Currently, when visitors tour the Museum, they find the galleries organized chronologically, starting in the 1890s and proceeding to the 1990s. Originally, this chronological structure was the most effective way to tell the story of NAMM’s century of service; it was also comfortably familiar for most visitors. Furthermore, the three original subthemes of the galleries—Popular Music, Retail, and Innovations—fit well into the chronological approach and provided a useful roadmap for visitors as they made their way through the galleries and through time.
However, more than 20 years have passed since this original vision became a reality. And 20 years is a long time, especially in the world of museum exhibitions. Those years have brought enormous changes in society, in technology, and, by extension, in the industries involved with musical products. We became increasingly aware that the time had come to update and refresh the exhibition storyline.
So we went back to the very beginning of the exhibition development process and asked ourselves: What exactly is the purpose of our museum in this evolving world? How can we best serve today’s visitors? How can we inform and engage them through our unique story? And how can we do our part to change the lives of our visitors for the better?
It was a long and seemingly endless question-and-answer process. Supplying the world with musical instruments and products is a complex and multi-faceted process! Ultimately, however, we found that despite this complexity, the storyline could be organized into three quite simple components. Making the instruments (from the one-person shop to the global manufacturer) and providing the instruments (from trading posts of the 1800s to today’s ecommerce platforms) are the two principle components of the industry itself. The third component, using the instruments, is the result of the industry’s work. And what a splendid result it is!
Making, providing, using—the three components at the core of the music products industry. Think of it as an ecosystem: interrelated and interdependent. And now in the renovated galleries, these three components—themes, really—will become the portals through which we tell the story of music making.

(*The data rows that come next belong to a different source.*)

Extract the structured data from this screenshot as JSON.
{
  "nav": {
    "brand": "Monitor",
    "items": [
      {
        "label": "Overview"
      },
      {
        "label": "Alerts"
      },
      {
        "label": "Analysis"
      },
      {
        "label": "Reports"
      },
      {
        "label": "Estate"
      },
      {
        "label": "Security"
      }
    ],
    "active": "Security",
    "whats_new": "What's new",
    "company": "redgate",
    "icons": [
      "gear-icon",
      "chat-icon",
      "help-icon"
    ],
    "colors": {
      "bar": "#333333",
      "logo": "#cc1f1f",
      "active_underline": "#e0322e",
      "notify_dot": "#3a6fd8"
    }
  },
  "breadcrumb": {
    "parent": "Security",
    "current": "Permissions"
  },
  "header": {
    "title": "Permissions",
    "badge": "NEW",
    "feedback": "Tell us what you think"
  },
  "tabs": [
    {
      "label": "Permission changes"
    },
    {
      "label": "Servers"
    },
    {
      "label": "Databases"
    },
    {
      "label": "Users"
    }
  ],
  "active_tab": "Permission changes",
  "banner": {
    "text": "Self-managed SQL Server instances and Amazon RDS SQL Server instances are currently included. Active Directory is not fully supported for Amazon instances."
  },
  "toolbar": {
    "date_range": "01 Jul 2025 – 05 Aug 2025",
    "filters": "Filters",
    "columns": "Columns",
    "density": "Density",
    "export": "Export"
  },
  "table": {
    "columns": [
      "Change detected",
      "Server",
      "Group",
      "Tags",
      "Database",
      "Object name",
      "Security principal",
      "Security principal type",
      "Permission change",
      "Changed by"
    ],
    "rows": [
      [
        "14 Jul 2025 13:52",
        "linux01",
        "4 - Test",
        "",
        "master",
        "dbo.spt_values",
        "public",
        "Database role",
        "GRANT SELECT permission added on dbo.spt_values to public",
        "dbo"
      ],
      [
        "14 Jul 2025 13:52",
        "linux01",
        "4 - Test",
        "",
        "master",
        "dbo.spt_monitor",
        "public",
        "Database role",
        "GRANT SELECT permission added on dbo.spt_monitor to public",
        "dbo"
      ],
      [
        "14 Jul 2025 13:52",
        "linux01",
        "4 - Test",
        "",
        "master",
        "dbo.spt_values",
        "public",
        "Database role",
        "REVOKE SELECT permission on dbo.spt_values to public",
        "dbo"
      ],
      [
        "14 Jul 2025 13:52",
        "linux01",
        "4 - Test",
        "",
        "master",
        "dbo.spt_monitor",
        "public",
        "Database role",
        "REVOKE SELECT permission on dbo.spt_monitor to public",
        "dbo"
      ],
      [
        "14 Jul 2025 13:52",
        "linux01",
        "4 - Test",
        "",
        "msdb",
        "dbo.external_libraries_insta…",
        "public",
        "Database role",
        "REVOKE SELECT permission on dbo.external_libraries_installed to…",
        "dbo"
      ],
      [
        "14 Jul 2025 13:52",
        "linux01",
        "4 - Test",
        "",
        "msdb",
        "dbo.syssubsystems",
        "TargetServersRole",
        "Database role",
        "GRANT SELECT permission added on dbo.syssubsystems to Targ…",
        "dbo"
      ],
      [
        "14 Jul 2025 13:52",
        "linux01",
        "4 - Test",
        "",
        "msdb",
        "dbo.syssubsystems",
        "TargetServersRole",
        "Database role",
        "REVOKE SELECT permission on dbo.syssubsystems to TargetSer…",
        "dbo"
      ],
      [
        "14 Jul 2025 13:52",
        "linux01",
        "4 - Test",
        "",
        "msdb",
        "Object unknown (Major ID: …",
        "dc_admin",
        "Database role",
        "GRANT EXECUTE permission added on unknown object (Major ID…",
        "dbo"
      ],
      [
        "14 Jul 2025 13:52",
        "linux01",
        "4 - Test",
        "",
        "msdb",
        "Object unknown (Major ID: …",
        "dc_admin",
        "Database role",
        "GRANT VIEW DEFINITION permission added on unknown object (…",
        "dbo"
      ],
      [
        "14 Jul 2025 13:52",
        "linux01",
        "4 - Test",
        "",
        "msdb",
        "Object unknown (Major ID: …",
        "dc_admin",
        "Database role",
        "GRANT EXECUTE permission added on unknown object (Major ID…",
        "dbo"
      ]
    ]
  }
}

The first gallery starts the visitor off with the instruments themselves. How are instruments made? Do they change through time, and if so, how? What drives that change? How does it affect the music we hear or play? What is the impact of technology, economic and social trends, popular culture, musicians’ needs, and global migrations on the design and production of instruments? These are just some of the questions addressed as we look at the how and why of instrument making—and some of the people behind-the-scenes making it all happen.
Once visitors have learned about instrument making, they proceed to the second gallery where they will explore the ever-shifting economic and social landscape and its impact on the musical instrument marketplace. How has our access to instruments changed? Before trains, planes, and container ships, how were instruments delivered? When did the concept of “shopping” arise? How do we adapt to virtual stores and online shopping? Not often explored in a museum setting, these questions lead us to inspiring stories of entrepreneurship, perseverance, and creativity in the retailing, distribution, and marketing segments of the music products industry.
Leaving the second gallery, visitors move to the third and final exhibition gallery where they will explore and reflect upon the impact of music on their own lives. Remembering the first live musical performance you attended, or an instrument you once played (and maybe still play), or a song that has a special meaning to you… What moments in musical history have made a lasting impact on you? How has music enriched your own life? This gallery is where inspiration truly takes flight.
Three major themes…now means three major galleries, instead of the five you currently find in the Museum. And although the galleries are undergoing major changes, important elements from the current displays are being kept. Adapted and updated. For example, woven throughout the galleries—indeed, an essential element in each—is the display of the Museum’s wonderful collection of instruments. And in some places, we still use a chronological narrative to tell unique stories and illuminate certain themes. In other words, we’ve tried to keep the best of the old and integrate it into the best of the new.
Ultimately, the revised thematic organization is not only designed to tell the story of the music products industry in a new and compelling way; it’s also designed to inspire visitors to make their own personal connections to the music in their lives.